Usually the fights are all over, “Oh, they're going to cut down this forest, and we don't want it,” or “Oh, they're polluting this river,” or “They're going to build a dam here.” Those are all symptoms of a deeper underlying cause. I think what the youth strike is getting at is when you say you are jeopardizing my future, then it's not about whether the corporations can continue to make profits or whatever. It's a much more profound issue, that we are simply acting in a destructive way. The economy and corporations and governments are all complicit in this.
On how his perspective has changed through The Nature of Things
When I came in 41 years ago, I still had what I call an anthropocentric way of talking. What I learned over the years is [that]we're one species out of many, whether they're mosquitoes or snakes or spiders. They're all doing their thing out there, and I have been able to take advantage of that web of living things — but I'm just one part of that web.
We'd love to eliminate all mosquitoes, for example. But the reason the birds migrate all the way from South America to the Arctic, is that when they're nesting, there are vast numbers of black flies and mosquitoes. That's what allows them to nest up in the Arctic. We demonize things because they're a pest to us. We don't acknowledge the greater web and that's been the real shift in my understanding.
On how humans view their role in nature
For 95 per cent of our existence, we were nomadic hunter-gatherers. That's the history of our species. We arose in the plains of Africa, and we had to follow plants and animals through the seasons, carrying everything we owned on our backs. We understood that we are utterly dependent on nature. That is what's called an eco-centric way of seeing the world.
I think it's been the rise of the industrial revolution that we began to see, “Oh, well, we're different.” We're so smart that we can invent things. We’re no longer restricted by our basic biology. Nature is just there to help us. Our job isn’t to help protect nature. So [it’s] that shift from an eco-centric way of seeing ourselves to an anthropocentric way where we think we're the dominant figure and everything out there is for us.
On the role of credible information and the media
I began my career in television. My belief was that what people need is information. The more information they have, the better decisions they will make. I never dreamed that today in a cellphone, you would have access to more information than people have ever had in human history. You can access the Library of Congress on your cellphone. And yet people churn through the Internet until they find something that validates what they already believe. You want to believe climate change is a hoax? There are dozens of websites that say that.
So now the problem is we are overwhelmed with information. People just cherry-pick that information to deliberately reinforce what they already believe.
On what gives him hope
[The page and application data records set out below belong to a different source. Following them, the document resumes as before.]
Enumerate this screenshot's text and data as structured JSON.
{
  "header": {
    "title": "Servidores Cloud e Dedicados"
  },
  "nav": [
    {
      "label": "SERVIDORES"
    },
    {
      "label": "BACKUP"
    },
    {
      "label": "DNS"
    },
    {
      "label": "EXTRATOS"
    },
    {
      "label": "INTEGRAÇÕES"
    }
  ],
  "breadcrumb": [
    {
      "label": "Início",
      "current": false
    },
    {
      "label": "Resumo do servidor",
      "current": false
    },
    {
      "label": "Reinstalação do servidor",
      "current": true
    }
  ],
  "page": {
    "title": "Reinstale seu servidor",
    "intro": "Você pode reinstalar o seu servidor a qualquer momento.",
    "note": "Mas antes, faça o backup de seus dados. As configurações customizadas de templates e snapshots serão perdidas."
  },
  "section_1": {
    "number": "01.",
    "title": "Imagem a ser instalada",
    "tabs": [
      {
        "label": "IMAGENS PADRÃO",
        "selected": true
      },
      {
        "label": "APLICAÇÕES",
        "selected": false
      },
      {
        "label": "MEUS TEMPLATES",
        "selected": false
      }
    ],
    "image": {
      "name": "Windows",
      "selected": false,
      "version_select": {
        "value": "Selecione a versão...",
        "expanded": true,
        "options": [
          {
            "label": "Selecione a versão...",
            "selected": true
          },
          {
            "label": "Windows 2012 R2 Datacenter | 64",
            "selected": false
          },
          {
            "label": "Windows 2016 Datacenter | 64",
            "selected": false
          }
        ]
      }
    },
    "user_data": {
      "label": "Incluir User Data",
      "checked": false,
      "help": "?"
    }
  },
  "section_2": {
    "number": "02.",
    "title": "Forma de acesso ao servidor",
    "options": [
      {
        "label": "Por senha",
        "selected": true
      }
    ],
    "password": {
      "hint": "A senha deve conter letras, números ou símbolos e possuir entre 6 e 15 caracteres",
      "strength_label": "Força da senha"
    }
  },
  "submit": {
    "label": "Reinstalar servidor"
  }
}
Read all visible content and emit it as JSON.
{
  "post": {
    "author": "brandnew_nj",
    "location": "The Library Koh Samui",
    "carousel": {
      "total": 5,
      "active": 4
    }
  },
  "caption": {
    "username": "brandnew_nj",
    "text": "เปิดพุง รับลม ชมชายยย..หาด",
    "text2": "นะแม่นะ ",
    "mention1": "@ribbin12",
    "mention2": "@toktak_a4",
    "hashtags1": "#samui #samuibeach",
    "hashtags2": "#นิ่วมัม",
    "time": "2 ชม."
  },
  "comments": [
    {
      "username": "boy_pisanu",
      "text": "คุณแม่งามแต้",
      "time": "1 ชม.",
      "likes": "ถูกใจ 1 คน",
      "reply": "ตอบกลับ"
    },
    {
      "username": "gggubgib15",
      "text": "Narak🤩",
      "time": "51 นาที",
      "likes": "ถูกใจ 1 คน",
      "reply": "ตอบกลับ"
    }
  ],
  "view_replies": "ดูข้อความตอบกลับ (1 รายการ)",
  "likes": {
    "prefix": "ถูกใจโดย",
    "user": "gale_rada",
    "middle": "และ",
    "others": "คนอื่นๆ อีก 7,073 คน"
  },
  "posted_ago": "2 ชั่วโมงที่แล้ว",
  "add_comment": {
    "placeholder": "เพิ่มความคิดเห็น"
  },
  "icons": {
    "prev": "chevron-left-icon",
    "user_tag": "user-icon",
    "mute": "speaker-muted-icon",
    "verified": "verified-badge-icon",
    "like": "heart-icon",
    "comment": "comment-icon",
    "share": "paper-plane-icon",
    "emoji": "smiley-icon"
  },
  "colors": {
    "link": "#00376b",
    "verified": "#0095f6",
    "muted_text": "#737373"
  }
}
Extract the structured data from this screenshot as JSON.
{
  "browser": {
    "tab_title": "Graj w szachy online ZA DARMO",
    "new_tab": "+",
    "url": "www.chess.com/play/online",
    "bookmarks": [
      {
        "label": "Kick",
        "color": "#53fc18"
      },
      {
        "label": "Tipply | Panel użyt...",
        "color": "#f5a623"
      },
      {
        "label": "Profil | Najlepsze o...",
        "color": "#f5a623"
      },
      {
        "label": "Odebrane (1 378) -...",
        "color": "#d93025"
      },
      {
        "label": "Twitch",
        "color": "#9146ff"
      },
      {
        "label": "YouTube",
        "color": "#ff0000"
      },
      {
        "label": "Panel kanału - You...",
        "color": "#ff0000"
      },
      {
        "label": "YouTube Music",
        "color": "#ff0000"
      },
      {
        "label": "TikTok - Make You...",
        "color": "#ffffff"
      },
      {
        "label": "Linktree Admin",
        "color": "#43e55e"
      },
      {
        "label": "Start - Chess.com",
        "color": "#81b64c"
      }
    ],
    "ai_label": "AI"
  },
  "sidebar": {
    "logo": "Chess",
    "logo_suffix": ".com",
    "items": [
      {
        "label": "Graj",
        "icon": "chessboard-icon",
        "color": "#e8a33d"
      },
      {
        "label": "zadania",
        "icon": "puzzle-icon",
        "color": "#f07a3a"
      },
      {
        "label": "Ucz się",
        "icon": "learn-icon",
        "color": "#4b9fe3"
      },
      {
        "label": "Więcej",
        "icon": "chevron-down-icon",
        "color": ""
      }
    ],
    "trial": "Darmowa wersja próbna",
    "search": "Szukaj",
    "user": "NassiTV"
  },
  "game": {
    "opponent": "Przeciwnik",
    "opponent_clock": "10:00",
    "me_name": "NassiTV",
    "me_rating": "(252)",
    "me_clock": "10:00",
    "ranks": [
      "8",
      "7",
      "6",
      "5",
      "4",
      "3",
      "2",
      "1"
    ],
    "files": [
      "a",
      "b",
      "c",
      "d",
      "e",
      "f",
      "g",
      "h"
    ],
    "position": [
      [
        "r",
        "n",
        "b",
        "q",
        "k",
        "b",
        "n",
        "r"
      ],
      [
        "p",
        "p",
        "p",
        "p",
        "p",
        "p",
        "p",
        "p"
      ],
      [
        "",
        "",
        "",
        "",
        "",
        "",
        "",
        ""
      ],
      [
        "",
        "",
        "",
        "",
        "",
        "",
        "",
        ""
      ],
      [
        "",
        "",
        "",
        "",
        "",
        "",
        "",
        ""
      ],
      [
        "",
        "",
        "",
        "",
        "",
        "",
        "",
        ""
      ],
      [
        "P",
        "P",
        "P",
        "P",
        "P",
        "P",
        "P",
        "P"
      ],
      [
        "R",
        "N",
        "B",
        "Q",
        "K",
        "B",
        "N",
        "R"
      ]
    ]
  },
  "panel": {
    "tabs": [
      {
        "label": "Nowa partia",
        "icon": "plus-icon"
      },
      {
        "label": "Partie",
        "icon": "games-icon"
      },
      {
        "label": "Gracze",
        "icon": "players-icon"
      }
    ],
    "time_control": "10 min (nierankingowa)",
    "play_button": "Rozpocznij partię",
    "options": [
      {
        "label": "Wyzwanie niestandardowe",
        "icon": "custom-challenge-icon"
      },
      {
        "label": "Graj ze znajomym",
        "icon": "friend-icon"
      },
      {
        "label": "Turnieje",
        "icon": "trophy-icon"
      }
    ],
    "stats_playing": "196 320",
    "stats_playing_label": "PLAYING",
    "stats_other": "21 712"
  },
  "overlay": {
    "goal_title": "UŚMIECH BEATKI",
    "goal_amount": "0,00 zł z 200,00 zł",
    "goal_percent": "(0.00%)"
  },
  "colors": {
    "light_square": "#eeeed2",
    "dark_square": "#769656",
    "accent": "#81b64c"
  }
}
Hope is all that I have left. I'm enough of a realist to see what the science is telling us. Science is very good at describing the state of the world, and it's pretty dire. The only hope I have is that if people like Greta and David Attenborough can finally make people turn around and say, “Yes, this is the challenge of our time, how do we go about solving this?” that nature will be more forgiving than we deserve. That's my hope.